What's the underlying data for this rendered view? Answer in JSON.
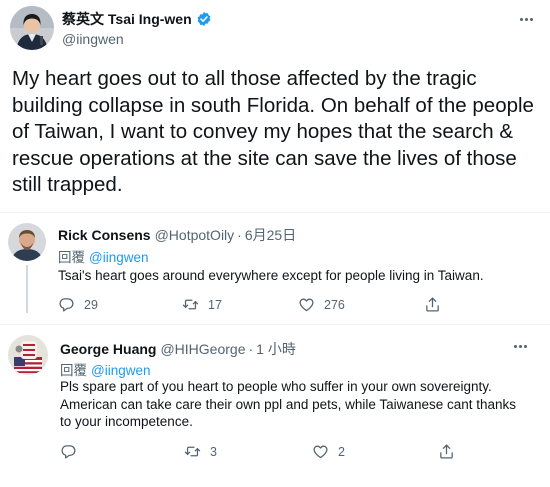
{
  "main_tweet": {
    "display_name": "蔡英文 Tsai Ing-wen",
    "handle": "@iingwen",
    "text": "My heart goes out to all those affected by the tragic building collapse in south Florida. On behalf of the people of Taiwan, I want to convey my hopes that the search & rescue operations at the site can save the lives of those still trapped."
  },
  "replies": [
    {
      "display_name": "Rick Consens",
      "handle": "@HotpotOily",
      "separator": "·",
      "time": "6月25日",
      "replying_label": "回覆",
      "replying_to": "@iingwen",
      "text": "Tsai's heart goes around everywhere except for people living in Taiwan.",
      "reply_count": "29",
      "retweet_count": "17",
      "like_count": "276"
    },
    {
      "display_name": "George Huang",
      "handle": "@HIHGeorge",
      "separator": "·",
      "time": "1 小時",
      "replying_label": "回覆",
      "replying_to": "@iingwen",
      "text": "Pls spare part of you heart to people who suffer in your own sovereignty. American can take care their own ppl and pets, while Taiwanese cant thanks to your incompetence.",
      "reply_count": "",
      "retweet_count": "3",
      "like_count": "2"
    }
  ],
  "colors": {
    "text": "#0f1419",
    "secondary": "#536471",
    "accent": "#1d9bf0",
    "divider": "#eff3f4"
  },
  "icons": {
    "verified": "verified-badge-icon",
    "more": "more-options-icon",
    "reply": "reply-icon",
    "retweet": "retweet-icon",
    "like": "heart-icon",
    "share": "share-icon"
  }
}
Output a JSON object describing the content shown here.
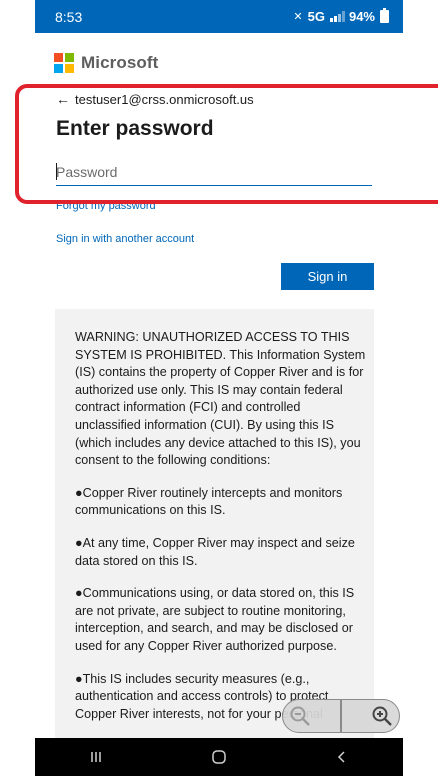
{
  "status_bar": {
    "time": "8:53",
    "network": "5G",
    "battery": "94%"
  },
  "brand": {
    "name": "Microsoft",
    "logo_colors": [
      "#f25022",
      "#7fba00",
      "#00a4ef",
      "#ffb900"
    ]
  },
  "signin": {
    "identity": "testuser1@crss.onmicrosoft.us",
    "title": "Enter password",
    "password_placeholder": "Password",
    "password_value": "",
    "forgot_link": "Forgot my password",
    "other_account_link": "Sign in with another account",
    "submit_label": "Sign in"
  },
  "warning_banner": {
    "paragraphs": [
      "WARNING: UNAUTHORIZED ACCESS TO THIS SYSTEM IS PROHIBITED. This Information System (IS) contains the property of Copper River and is for authorized use only. This IS may contain federal contract information (FCI) and controlled unclassified information (CUI). By using this IS (which includes any device attached to this IS), you consent to the following conditions:",
      "●Copper River routinely intercepts and monitors communications on this IS.",
      "●At any time, Copper River may inspect and seize data stored on this IS.",
      "●Communications using, or data stored on, this IS are not private, are subject to routine monitoring, interception, and search, and may be disclosed or used for any Copper River authorized purpose.",
      "●This IS includes security measures (e.g., authentication and access controls) to protect Copper River interests, not for your personal"
    ]
  },
  "colors": {
    "accent": "#0067b8",
    "highlight": "#e0222c"
  },
  "nav_bar": {
    "items": [
      "recent-apps-icon",
      "home-icon",
      "back-icon"
    ]
  },
  "zoom_control": {
    "items": [
      "zoom-out-icon",
      "zoom-in-icon"
    ]
  }
}
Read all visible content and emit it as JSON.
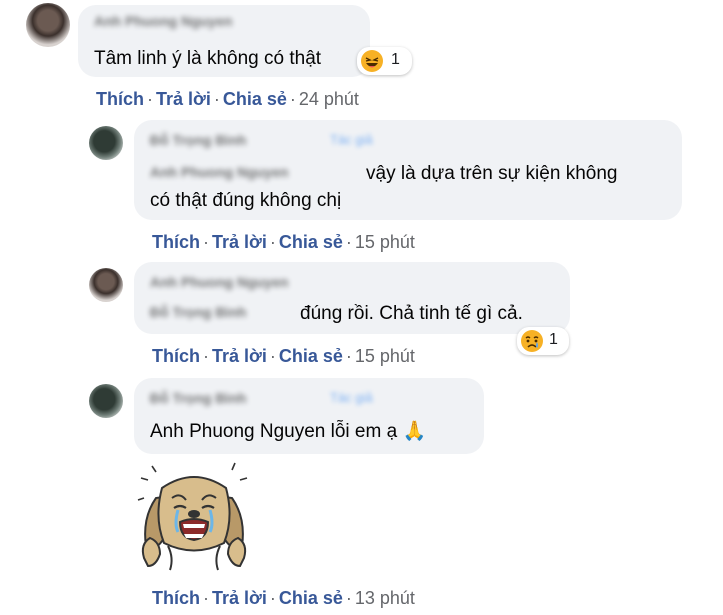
{
  "comments": [
    {
      "author": "Anh Phuong Nguyen",
      "text": "Tâm linh ý là không có thật",
      "reaction": {
        "icon": "haha-emoji-icon",
        "count": "1"
      },
      "actions": {
        "like": "Thích",
        "reply": "Trả lời",
        "share": "Chia sẻ",
        "time": "24 phút"
      }
    },
    {
      "author": "Đỗ Trọng Bình",
      "badge": "Tác giả",
      "mention": "Anh Phuong Nguyen",
      "text_line1": "vậy là dựa trên sự kiện không",
      "text_line2": "có thật đúng không chị",
      "actions": {
        "like": "Thích",
        "reply": "Trả lời",
        "share": "Chia sẻ",
        "time": "15 phút"
      }
    },
    {
      "author": "Anh Phuong Nguyen",
      "mention": "Đỗ Trọng Bình",
      "text": "đúng rồi. Chả tinh tế gì cả.",
      "reaction": {
        "icon": "sad-emoji-icon",
        "count": "1"
      },
      "actions": {
        "like": "Thích",
        "reply": "Trả lời",
        "share": "Chia sẻ",
        "time": "15 phút"
      }
    },
    {
      "author": "Đỗ Trọng Bình",
      "badge": "Tác giả",
      "text": "Anh Phuong Nguyen lỗi em ạ 🙏",
      "sticker": "crying-dog-sticker",
      "actions": {
        "like": "Thích",
        "reply": "Trả lời",
        "share": "Chia sẻ",
        "time": "13 phút"
      }
    }
  ],
  "colors": {
    "bubble": "#f0f2f5",
    "link": "#385898",
    "meta": "#65676b",
    "emoji": "#f7b125"
  }
}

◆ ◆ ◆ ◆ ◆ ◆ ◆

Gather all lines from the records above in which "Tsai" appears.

    "display_name": "蔡英文 Tsai Ing-wen",
      "text": "Tsai's heart goes around everywhere except for people living in Taiwan.",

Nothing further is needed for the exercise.